Select a primary language to get the most out of our Journal pages:
English 日本語 Español Português

We have made a lot of improvements to our Journal section pages. Please send your feedback to!

An L.A. Sansei's Misadventures in South America

You want to buy what?

Language acquisition is tricky. 

Before I began working in South America, I had a couple of opportunities in the early 1990s to visit Brazil and do some investigation and research to see if a career change was something I really wanted to do. During my first trip, as I brought my visit to a close, I wanted to make some souvenir purchases. I wanted to buy a tee shirt with “Brasil” and a design of the green and blue flag emblazoned across the front.

Two girls from a local church in the city of São Paulo took me shopping. Their English was minimal and my Portuguese was non-existent. I wanted to buy that tee shirt, but didn’t know the word.

I knew that collared dress shirts were called “camisas.” In Portuguese, the way you make a word diminutive is by changing the ending to “inha” (pronounced “een yah”). I knew that because of my friend, Edison de Rosa. His nickname was Rosinha. His surname, “Rose” became a nickname, “Little Rose.”

So based on that very limited information, I told the girls that I wanted to buy a “camisinha.” My logic was that because “shirt” was “camisa,” then a “little shirt or tee-shirt” would be “camisinha.” Unfortunately for me, the word I created was the word for condom!! The girls had a look of shocked surprise on their faces. “Ohh, Pastor John,” they exclaimed.

I was a pastor, after all. It was a good thing that we were already standing in front of the store and I was pointing at the tee shirt in the store window, so they got the meaning. Because they didn’t know how to explain it, and I didn’t know what I said, it wouldn’t be until weeks later after I got home that I learned from a former Brazil missionary what I had said. By the way, the word for tee-shirt is “camiseta.”

Retaining word meanings is also complicated when words sound similar. Or when words are learned together. I remember that in 1994, I was interviewed by a television station in the city of Campo Grande, Brazil. The big news was the arrival of our JEMS volleyball team in that city. Of those representing JEMS in that group, I was the only one who knew a little Portuguese. It was certainly not enough to be speaking on local TV, but they insisted.

During the interview I explained that the team was there to participate in a tournament with other Nikkei (ethnically Japanese) groups/teams in the city. We would be playing against the Holiness Church, the Japanese associations, the Okinawa kenjinkai, etc. The term I kept using was the word, torneira. It was my understanding that the word meant “tournament.” The word was repeated again and again: torneira de vôlei (volleyball tournament). The problem was that the word for tournament is “torneio.” The word I was using was the word for “water faucet.” I had announced repeatedly on the local television news that we were holding a “volleyball faucet.”

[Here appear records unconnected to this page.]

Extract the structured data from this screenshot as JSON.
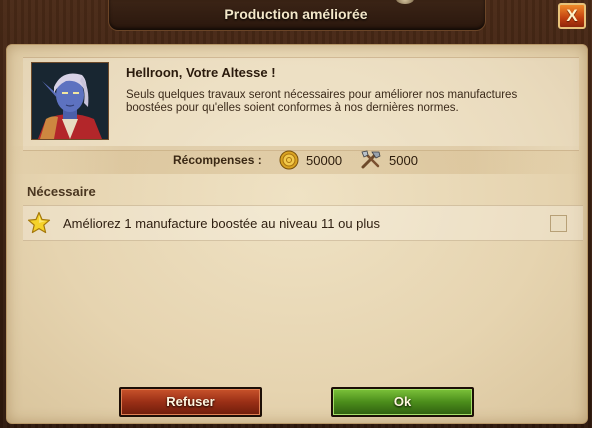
{
  "dialog": {
    "title": "Production améliorée",
    "close_label": "X"
  },
  "intro": {
    "speaker": "Hellroon, Votre Altesse !",
    "message": "Seuls quelques travaux seront nécessaires pour améliorer nos manufactures boostées pour qu'elles soient conformes à nos dernières normes."
  },
  "rewards": {
    "label": "Récompenses :",
    "items": [
      {
        "icon": "coin-icon",
        "value": "50000"
      },
      {
        "icon": "tools-icon",
        "value": "5000"
      }
    ]
  },
  "requirements": {
    "title": "Nécessaire",
    "tasks": [
      {
        "icon": "star-icon",
        "text": "Améliorez 1 manufacture boostée au niveau 11 ou plus",
        "done": false
      }
    ]
  },
  "buttons": {
    "refuse": "Refuser",
    "ok": "Ok"
  },
  "colors": {
    "refuse": "#9a2f16",
    "ok": "#4b8d1b",
    "parchment": "#e6d4b0"
  }
}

Brazilians are so kind. They told me. “It’s okay, pastor! Everyone understood.” Really kind.

Of course the worse kind of language mistake is that one that has the unfortunate double entendre. It might not even be correct to speak of the words as having a double meaning. Sometimes, it was a single, wrong meaning. Let me give an example.

Incomplete knowledge is dangerous. Often our teams were housed in the homes of friends or church members. I was welcomed into one home and given my own bedroom. On the bed were linens and blankets, but no pillow. The homestay “mom” didn’t speak English and I didn’t yet know much Portuguese. It was about 11 p.m. at night when I stepped out of my room to speak with her. I asked her if I could have a “traseiro.” It was in my mind that this was the word for pillow. Her jaw dropped. But then she laughed as I made the gesture of my head resting on my two hands. She understood my meaning. To be clear, the word for pillow is “travesseiro.” The word I used was the equivalent of a crude, vulgar word for a woman’s backside.

It’s unclear why language mishaps occur with words that potentially create the most embarrassment. I suppose it wouldn’t be a good story otherwise.

I think about this as I undertake a Spanish language intensive this summer. I will be living in Asunción, Paraguay for the month of August doing a full immersion program. If language mix-ups were common for me in Portuguese, I should have new stories to share after my Spanish program! Let’s wait and see!

John, pictured with friends, Tadashi and Claudia in São Paulo, Brazil. February 2014

© 2014 John Katagi

Brazil clothing JEMS language south america

About this series

John Katagi is a former staff member of the Japanese American National Museum. He shares memories from almost two decades of travel to South America. His experiences result from study and observation as part of the directorial staff of JEMS, a cross-cultural agency based in Los Angeles.